"Walter White is a bigger monster than anyone in Westeros."
My sister’s jack russell puppy, Willie, is staying with me and Georgia. It’s not going well. Georgia is pretty cranky.
To soothe her, I gave her a duck stick. She trotted off with the treat, but instead of nomming down, she dropped it behind her. And then peed on it.
She left a peed-on duck stick for Willie.
Euron’s gifts are poisoned.
"At some point, I stopped and I drew a map, and by that time I think I knew it had to be at least a novel. Probably had to be a trilogy. In ‘91 trilogies were still the form everyone was working in in fantasy. It was Jordan was the one who broke that mode by going beyond the trilogy concept, and I’m not sure that’d happened yet, by ‘91."
George R.R. Martin
(As a friend reminded me yesterday, it is the very opposite of encouraging that GRRM cites Robert Jordan as an influence on his unfinished magnum opus.)
"The Dothraki storyline is just a stepping stone for Dany’s overall storyline which is more deeply racist - essentially, a liberal white woman who goes around saving and civilising brown people." — Aamer Rahman at io9
Rahman seems to nail the plot, but miss the point. Dany’s story is precisely the story of a white liberator of non-white people, but it is about how troubling that image it is and how endemic it is in fantasy.
George R.R. Martin is a revisionist epic fantasy author, rewriting and altering some of the tropes and themes that spoiled most post-Tolkien fiction in the swords n’ sorcery genre. Just as he did with the story of the warrior son avenging his father (murdered at a wedding) and the single honorable man saving the realm (beheaded by the king), Martin is unraveling the white liberator mytheme.

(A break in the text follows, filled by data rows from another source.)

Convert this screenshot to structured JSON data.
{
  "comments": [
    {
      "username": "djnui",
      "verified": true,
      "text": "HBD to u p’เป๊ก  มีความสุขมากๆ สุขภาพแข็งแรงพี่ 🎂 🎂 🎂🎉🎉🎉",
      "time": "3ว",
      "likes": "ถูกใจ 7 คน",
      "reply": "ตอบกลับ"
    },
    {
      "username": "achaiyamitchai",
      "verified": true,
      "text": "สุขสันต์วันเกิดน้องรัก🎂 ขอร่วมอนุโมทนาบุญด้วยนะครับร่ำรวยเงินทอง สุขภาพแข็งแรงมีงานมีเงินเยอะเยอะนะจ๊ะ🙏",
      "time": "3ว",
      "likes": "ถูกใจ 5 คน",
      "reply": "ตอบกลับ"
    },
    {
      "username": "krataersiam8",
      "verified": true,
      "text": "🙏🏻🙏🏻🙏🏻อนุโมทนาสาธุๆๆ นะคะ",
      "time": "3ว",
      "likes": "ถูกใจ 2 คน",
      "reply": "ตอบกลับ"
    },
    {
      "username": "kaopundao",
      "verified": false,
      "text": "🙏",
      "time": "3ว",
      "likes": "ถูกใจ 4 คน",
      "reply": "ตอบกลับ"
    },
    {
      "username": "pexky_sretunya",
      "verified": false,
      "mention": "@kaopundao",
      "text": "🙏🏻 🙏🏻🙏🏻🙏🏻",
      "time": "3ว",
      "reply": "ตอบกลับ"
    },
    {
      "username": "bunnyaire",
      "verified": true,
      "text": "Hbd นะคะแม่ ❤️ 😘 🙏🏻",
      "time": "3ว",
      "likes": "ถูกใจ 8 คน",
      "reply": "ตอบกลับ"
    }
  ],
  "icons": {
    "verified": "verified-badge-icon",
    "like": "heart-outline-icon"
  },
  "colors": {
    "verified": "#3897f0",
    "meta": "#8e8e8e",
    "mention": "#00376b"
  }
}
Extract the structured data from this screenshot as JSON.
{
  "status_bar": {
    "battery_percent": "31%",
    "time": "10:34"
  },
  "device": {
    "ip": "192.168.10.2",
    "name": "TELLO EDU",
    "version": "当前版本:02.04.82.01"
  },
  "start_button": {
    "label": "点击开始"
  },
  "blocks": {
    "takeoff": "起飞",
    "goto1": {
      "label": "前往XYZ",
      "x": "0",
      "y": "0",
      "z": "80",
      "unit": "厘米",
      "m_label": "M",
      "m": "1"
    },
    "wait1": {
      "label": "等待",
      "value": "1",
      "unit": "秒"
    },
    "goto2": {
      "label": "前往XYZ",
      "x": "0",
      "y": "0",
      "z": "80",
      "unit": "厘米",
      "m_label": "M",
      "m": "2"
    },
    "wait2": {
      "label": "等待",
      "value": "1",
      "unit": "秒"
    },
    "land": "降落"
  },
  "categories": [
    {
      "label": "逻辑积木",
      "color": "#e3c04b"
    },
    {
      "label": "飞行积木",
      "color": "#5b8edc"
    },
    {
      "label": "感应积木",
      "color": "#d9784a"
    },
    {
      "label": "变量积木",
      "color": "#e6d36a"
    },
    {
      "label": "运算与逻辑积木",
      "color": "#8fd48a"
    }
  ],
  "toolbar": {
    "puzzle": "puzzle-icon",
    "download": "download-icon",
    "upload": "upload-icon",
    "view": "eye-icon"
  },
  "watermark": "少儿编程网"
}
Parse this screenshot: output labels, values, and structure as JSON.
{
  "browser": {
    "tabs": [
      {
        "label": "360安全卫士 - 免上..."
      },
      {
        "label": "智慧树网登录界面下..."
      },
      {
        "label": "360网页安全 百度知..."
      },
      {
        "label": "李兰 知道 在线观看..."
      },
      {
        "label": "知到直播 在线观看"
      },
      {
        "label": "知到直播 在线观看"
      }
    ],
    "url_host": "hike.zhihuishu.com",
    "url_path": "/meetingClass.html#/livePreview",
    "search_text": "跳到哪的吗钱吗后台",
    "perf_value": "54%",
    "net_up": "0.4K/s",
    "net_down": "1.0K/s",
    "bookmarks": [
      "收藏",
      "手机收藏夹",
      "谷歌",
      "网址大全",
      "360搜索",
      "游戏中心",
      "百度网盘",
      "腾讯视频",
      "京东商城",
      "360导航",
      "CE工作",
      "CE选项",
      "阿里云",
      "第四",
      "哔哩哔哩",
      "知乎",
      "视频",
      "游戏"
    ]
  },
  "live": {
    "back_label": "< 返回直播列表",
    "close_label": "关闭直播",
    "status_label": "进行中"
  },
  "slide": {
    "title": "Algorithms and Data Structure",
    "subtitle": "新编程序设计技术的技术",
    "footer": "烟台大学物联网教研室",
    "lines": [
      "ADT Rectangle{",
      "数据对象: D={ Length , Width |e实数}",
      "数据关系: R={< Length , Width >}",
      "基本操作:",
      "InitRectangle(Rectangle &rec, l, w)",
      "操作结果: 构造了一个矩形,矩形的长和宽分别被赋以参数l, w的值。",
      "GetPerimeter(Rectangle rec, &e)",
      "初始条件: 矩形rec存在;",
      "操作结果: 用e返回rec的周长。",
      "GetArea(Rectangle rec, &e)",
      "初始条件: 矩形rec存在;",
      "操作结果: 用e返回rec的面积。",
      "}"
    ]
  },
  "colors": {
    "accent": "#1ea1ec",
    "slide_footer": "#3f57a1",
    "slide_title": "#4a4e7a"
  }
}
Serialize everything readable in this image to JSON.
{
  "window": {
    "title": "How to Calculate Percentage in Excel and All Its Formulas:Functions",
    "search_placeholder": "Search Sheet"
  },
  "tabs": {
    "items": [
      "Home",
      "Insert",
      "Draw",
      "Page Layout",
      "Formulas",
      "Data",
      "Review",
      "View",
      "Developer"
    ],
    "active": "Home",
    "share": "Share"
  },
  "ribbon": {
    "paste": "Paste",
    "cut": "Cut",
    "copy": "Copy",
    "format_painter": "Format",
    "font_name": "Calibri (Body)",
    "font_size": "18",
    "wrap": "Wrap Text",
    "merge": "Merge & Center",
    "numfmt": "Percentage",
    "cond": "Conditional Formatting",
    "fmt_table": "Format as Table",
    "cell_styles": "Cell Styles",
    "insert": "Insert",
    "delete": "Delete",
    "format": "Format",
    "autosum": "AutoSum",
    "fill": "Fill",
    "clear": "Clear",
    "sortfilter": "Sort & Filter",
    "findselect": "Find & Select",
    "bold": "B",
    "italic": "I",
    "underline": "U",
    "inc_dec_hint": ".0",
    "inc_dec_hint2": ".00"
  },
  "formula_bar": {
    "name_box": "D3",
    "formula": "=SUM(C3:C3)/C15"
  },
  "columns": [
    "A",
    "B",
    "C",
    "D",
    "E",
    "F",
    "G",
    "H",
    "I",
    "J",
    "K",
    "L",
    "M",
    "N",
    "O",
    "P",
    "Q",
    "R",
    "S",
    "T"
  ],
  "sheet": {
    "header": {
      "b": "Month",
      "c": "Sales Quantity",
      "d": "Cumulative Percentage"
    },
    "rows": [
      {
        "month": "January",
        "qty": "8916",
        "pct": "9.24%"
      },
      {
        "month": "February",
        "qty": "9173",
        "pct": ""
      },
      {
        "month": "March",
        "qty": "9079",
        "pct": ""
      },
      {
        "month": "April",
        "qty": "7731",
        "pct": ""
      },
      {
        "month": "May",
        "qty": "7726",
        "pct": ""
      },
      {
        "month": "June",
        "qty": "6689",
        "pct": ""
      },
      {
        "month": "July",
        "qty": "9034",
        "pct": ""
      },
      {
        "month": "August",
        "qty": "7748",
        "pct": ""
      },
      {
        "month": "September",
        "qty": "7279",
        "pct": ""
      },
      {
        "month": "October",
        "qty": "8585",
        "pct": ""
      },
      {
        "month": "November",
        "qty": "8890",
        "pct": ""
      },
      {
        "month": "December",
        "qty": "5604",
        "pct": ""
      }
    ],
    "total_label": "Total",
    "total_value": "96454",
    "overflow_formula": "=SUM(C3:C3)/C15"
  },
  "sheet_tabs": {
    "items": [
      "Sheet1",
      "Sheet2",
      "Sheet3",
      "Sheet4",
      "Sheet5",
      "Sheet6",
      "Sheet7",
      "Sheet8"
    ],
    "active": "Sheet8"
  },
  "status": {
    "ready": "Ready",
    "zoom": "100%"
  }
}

I’m not going to go into detail about future books, but I’d say that A Dance with Dragons is first and foremost about the problems of hegemony and disrupted power structures (both at the Wall and in Meereen). Dany’s storyline is exactly about what Rahman says it is not, which brings me to something I see too often.
The inability to separate depictions of social ills from social ills themselves is a barrier to meaningful criticism. The author’s tone and the reactions of readers and viewers is too often sucked out of the equation. While I’d never say that works like ASOIAF or Buffy the Vampire Slayer are without their problems, it’s either asinine or foolish to say Martin and Whedon are not aware and deliberate of their actions.
Dan and David added a “crowd surf” scene to the television show. It’s a pretty little white girl freeing a bunch of darker skinned people and then getting raised above them in an act of parental fealty (they’re actually chanting “mother.”) I know some people have read that purely on the surface and thought it a quaint hero moment, but it’s so on the nose that I’d bet most viewers noticed the irony dripping off the screen. While most of the complexity in Dany’s plotline has been scoured on the TV show, this moment worked for me on both levels, as I imagine it was intended.
Rahman goes on to say he is troubled by what he thinks he is supposed to do— i.e. root for Daenerys as a fantasy hero, despite all of the problems inherent in her story— when what he is actually doing— feeling troubled— is the actual heart of the story.
It is no accident that the most psychopathic, banal lord in Westeros shares his name.
The Akin political fracas reminds me of Ramsay Snow and Roose Bolton.
We’re just over here trying to figure out how to imbed the Game of Thrones theme song on our wedding website.
Obviously I can’t let her do this, but I don’t wanna be Spoily von Spoildersen. Quandary! Advice?